Records contained in a dataset:
****************
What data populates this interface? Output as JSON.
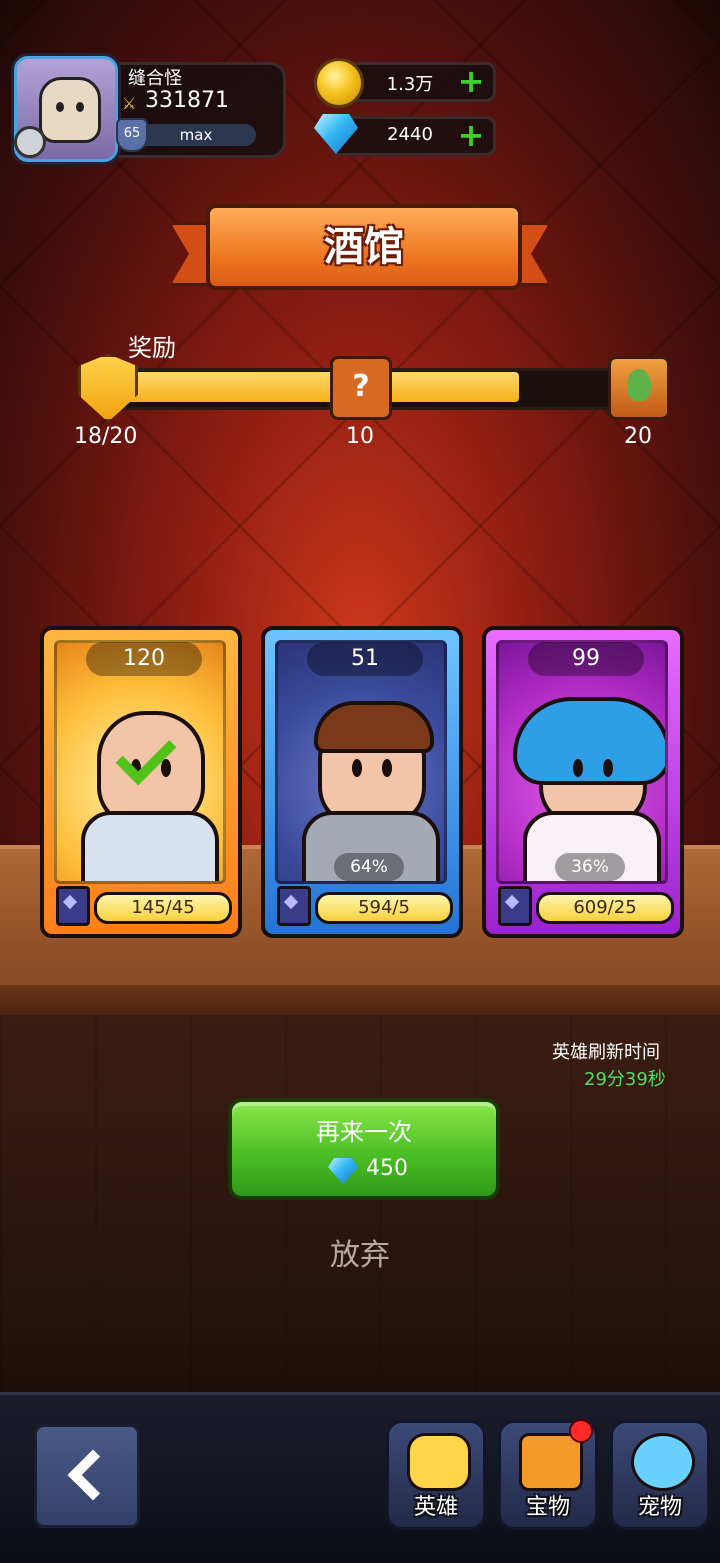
{
  "player": {
    "name": "缝合怪",
    "power": "331871",
    "level": "65",
    "xp_label": "max"
  },
  "currency": {
    "gold": "1.3万",
    "gems": "2440"
  },
  "banner": {
    "title": "酒馆"
  },
  "reward": {
    "label": "奖励",
    "progress": "18/20",
    "progress_fraction": 0.9,
    "milestone_1": "10",
    "milestone_2": "20"
  },
  "cards": [
    {
      "rarity_color": "#ff8a1a",
      "count": "120",
      "shards": "145/45",
      "selected": true
    },
    {
      "rarity_color": "#2f7fe0",
      "count": "51",
      "shards": "594/5",
      "percent": "64%"
    },
    {
      "rarity_color": "#b12bd6",
      "count": "99",
      "shards": "609/25",
      "percent": "36%"
    }
  ],
  "refresh": {
    "label": "英雄刷新时间",
    "time": "29分39秒"
  },
  "again_button": {
    "label": "再来一次",
    "cost": "450"
  },
  "give_up": "放弃",
  "nav": {
    "hero": "英雄",
    "treasure": "宝物",
    "pet": "宠物"
  }
}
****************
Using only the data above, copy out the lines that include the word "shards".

> [Result for this exercise]:
      "shards": "145/45",
      "shards": "594/5",
      "shards": "609/25",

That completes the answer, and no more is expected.